Ball State was 29-3 in 1988-89 under Majerus, including the school’s first NCAA tournament victory. At Utah, Majerus produced 10 conference championships in 13 seasons.
“Rick left a lasting legacy at the University of Utah, not only for his incredible success and the national prominence he brought to our basketball program, but also for the tremendous impact he made on the young men who were fortunate enough to play on his teams,” Utah athletic director Dr. Chris Hill said in a statement.
“His standard of excellence extended beyond the basketball court and into the academic and personal success of his players. He will be deeply missed and we grieve for his family and all of his friends.”
Majerus took 12 teams to the NCAA tournament, winning at least one game in all but one of those appearances, with the 1998 Utah team losing to Kentucky in the NCAA championship game. He led four teams to the NIT and took Saint Louis teams to the CBI tournament final in 2009-10.
“It’s a sad day for college basketball,” UNLV coach Dave Rice said. “Certainly one of the great college basketball coaches. He took talent where they were most effective. When you went up against Coach Majerus and you won you knew you did something special.”
Gonzaga assistant coach Donny Daniels spent a decade as an assistant under Majerus.
“He was a caring man, a gracious man, giving of himself,” Daniels said. “He did so many nice things for me. He taught me how to coach and how to be efficient.”
Arizona coach Sean Miller coached against Majerus when he was at Xavier and Majerus was at Saint Louis.
“We’ve certainly lost a member of the coaching fraternity that all of us respect,” Miller said. “It became very apparent when you prepared for his team and watched him coach against your team that there are very few coaches that are more prepared, more detail-oriented that knew the game comprehensively than Rick Majerus.

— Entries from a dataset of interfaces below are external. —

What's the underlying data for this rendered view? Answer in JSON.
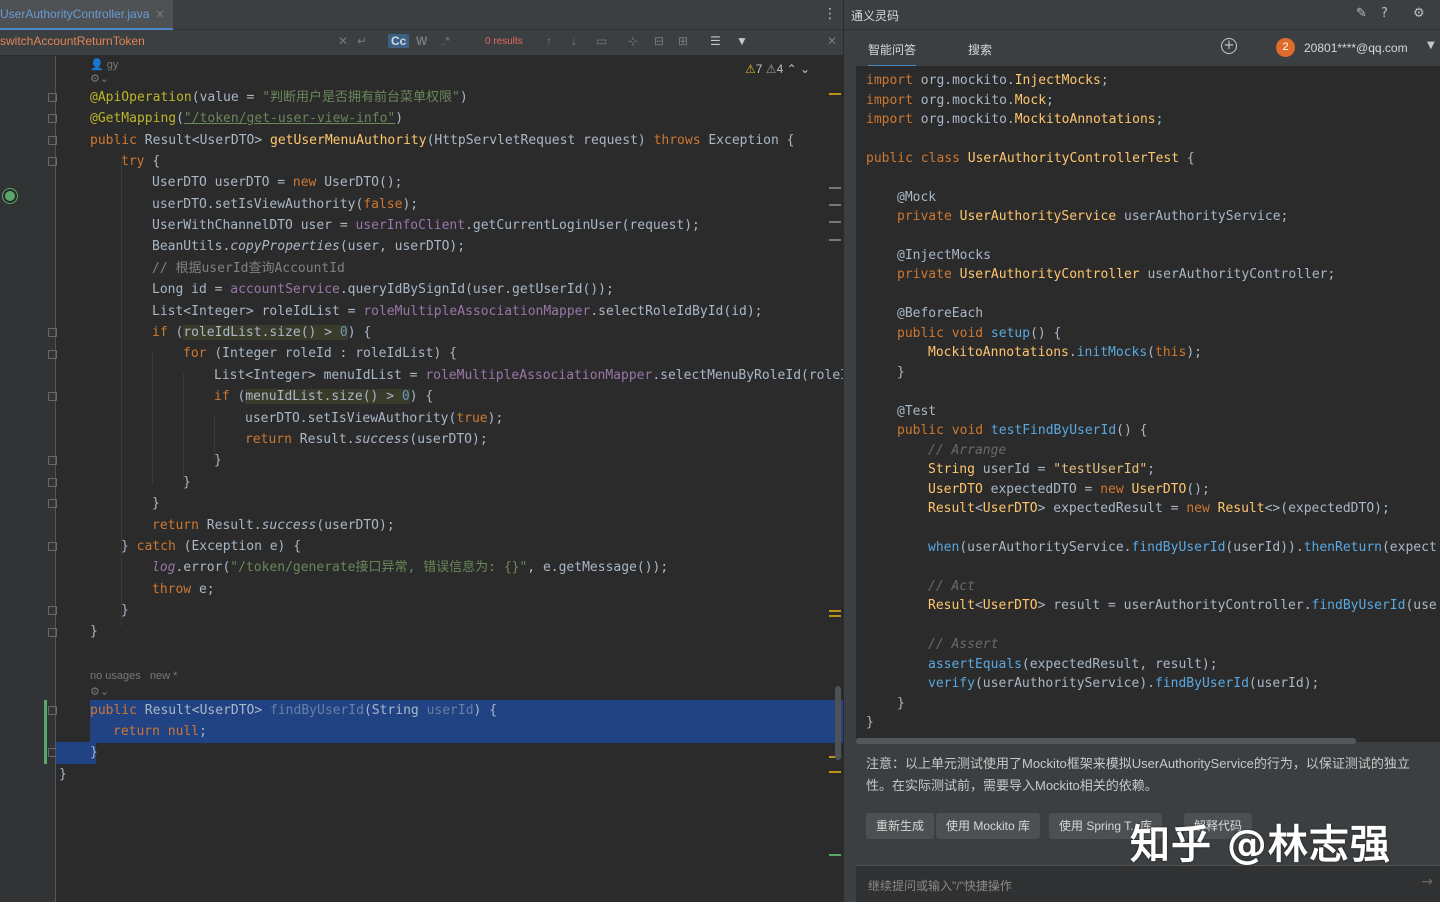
{
  "editor": {
    "tab_label": "UserAuthorityController.java",
    "find_query": "switchAccountReturnToken",
    "find_case_label": "Cc",
    "find_word_label": "W",
    "find_results": "0 results",
    "inspection_warnings": "7",
    "inspection_weak": "4",
    "author_hint": "gy",
    "usages_hint": "no usages",
    "new_hint": "new *"
  },
  "code": {
    "l1_ann": "@ApiOperation",
    "l1_pre": "(value = ",
    "l1_str": "\"判断用户是否拥有前台菜单权限\"",
    "l1_post": ")",
    "l2_ann": "@GetMapping",
    "l2_pre": "(",
    "l2_str": "\"/token/get-user-view-info\"",
    "l2_post": ")",
    "l3_kw": "public ",
    "l3_type": "Result<UserDTO> ",
    "l3_fn": "getUserMenuAuthority",
    "l3_params": "(HttpServletRequest request) ",
    "l3_kw2": "throws ",
    "l3_rest": "Exception {",
    "l4_kw": "try ",
    "l4_rest": "{",
    "l5_pre": "UserDTO userDTO = ",
    "l5_kw": "new ",
    "l5_post": "UserDTO();",
    "l6_pre": "userDTO.setIsViewAuthority(",
    "l6_kw": "false",
    "l6_post": ");",
    "l7_pre": "UserWithChannelDTO user = ",
    "l7_fld": "userInfoClient",
    "l7_post": ".getCurrentLoginUser(request);",
    "l8_pre": "BeanUtils.",
    "l8_it": "copyProperties",
    "l8_post": "(user, userDTO);",
    "l9_cm": "// 根据userId查询AccountId",
    "l10_pre": "Long id = ",
    "l10_fld": "accountService",
    "l10_post": ".queryIdBySignId(user.getUserId());",
    "l11_pre": "List<Integer> roleIdList = ",
    "l11_fld": "roleMultipleAssociationMapper",
    "l11_post": ".selectRoleIdById(id);",
    "l12_kw": "if ",
    "l12_pre": "(",
    "l12_hl": "roleIdList.size() > ",
    "l12_num": "0",
    "l12_post": ") {",
    "l13_kw": "for ",
    "l13_rest": "(Integer roleId : roleIdList) {",
    "l14_pre": "List<Integer> menuIdList = ",
    "l14_fld": "roleMultipleAssociationMapper",
    "l14_post": ".selectMenuByRoleId(roleI",
    "l15_kw": "if ",
    "l15_pre": "(",
    "l15_hl": "menuIdList.size() > ",
    "l15_num": "0",
    "l15_post": ") {",
    "l16_pre": "userDTO.setIsViewAuthority(",
    "l16_kw": "true",
    "l16_post": ");",
    "l17_kw": "return ",
    "l17_pre": "Result.",
    "l17_it": "success",
    "l17_post": "(userDTO);",
    "l18": "}",
    "l19": "}",
    "l20": "}",
    "l21_kw": "return ",
    "l21_pre": "Result.",
    "l21_it": "success",
    "l21_post": "(userDTO);",
    "l22_pre": "} ",
    "l22_kw": "catch ",
    "l22_post": "(Exception e) {",
    "l23_fld": "log",
    "l23_pre": ".error(",
    "l23_str": "\"/token/generate接口异常, 错误信息为: {}\"",
    "l23_post": ", e.getMessage());",
    "l24_kw": "throw ",
    "l24_post": "e;",
    "l25": "}",
    "l26": "}",
    "l27_kw": "public ",
    "l27_type": "Result<UserDTO> ",
    "l27_fn": "findByUserId",
    "l27_pre": "(String ",
    "l27_param": "userId",
    "l27_post": ") {",
    "l28_kw": "return ",
    "l28_null": "null",
    "l28_post": ";",
    "l29": "}",
    "l30": "}"
  },
  "panel": {
    "title": "通义灵码",
    "tab_qa": "智能问答",
    "tab_search": "搜索",
    "avatar_num": "2",
    "user_email": "20801****@qq.com",
    "code": [
      "import org.mockito.InjectMocks;",
      "import org.mockito.Mock;",
      "import org.mockito.MockitoAnnotations;",
      "public class UserAuthorityControllerTest {",
      "@Mock",
      "private UserAuthorityService userAuthorityService;",
      "@InjectMocks",
      "private UserAuthorityController userAuthorityController;",
      "@BeforeEach",
      "public void setup() {",
      "MockitoAnnotations.initMocks(this);",
      "}",
      "@Test",
      "public void testFindByUserId() {",
      "// Arrange",
      "String userId = \"testUserId\";",
      "UserDTO expectedDTO = new UserDTO();",
      "Result<UserDTO> expectedResult = new Result<>(expectedDTO);",
      "when(userAuthorityService.findByUserId(userId)).thenReturn(expect",
      "// Act",
      "Result<UserDTO> result = userAuthorityController.findByUserId(use",
      "// Assert",
      "assertEquals(expectedResult, result);",
      "verify(userAuthorityService).findByUserId(userId);",
      "}",
      "}"
    ],
    "note": "注意：以上单元测试使用了Mockito框架来模拟UserAuthorityService的行为，以保证测试的独立性。在实际测试前，需要导入Mockito相关的依赖。",
    "chip_regen": "重新生成",
    "chip_mockito": "使用 Mockito 库",
    "chip_spring": "使用 Spring T...库",
    "chip_explain": "解释代码",
    "input_placeholder": "继续提问或输入\"/\"快捷操作",
    "watermark": "知乎 @林志强"
  }
}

You could also sense that basketball, the game, the love of the game was really part of his life.”
Majerus was openly critical of Saint Louis’ affiliation in the Atlantic 10, complaining that the travel demands made it too hard to succeed academically. Yet he coached two academic All-Americans at Saint Louis, Conklin and Kevin Lisch.
Majerus was born in Milwaukee and earned a spot on the freshman team at Marquette, his hometown college. He didn’t make the varsity under McGuire, who instead hired him as an assistant coach in 1971.
Majerus’ ties to Wisconsin included a one-year stint as assistant coach with the NBA’s Bucks in 1987-88.
“He’s done so much for basketball at Marquette and all through the state of Wisconsin,” Bucks assistant coach Jim Boylan said. “For me personally, he’s always been there. He’s one of those guys who, if you don’t see Rick for a while and when something was going wrong and you needed help, boom, he’d be there. He’d basically give you the shirt off his back, if that’s what you needed.”
Three of Majerus’ players at Utah were first-round NBA draft picks. Keith Van Horn was No. 2 overall in 1997, Michael Doleac 12th in 1998 and Andre Miller eighth in 1999.
Saint Louis is 3-3 this season under interim coach Jim Crews, who joined the staff last season. The Billikens were picked to finish second in the Atlantic 10 but have struggled without point guard Kwamain Mitchell, sidelined probably until January with a broken foot.
“Nobody loved basketball and teaching kids more that Rick,” Crews said. “His passion for the game and the coaching profession was unparalleled.”
Majerus’ father, Raymond, died of a heart attack at 63 in 1987. He was a former secretary-treasurer of the United Auto Workers. Majerus was devoted to his mother, Alyce, before her death in August 2011.
He was briefly married from 1987-89. He is survived by sisters Jodi and Tracy.
The portly coach was unabashed in his love of food, always quick with a restaurant recommendation for whatever town his teams were playing in.
His autobiography, “My Life On a Napkin,” came out in 2000.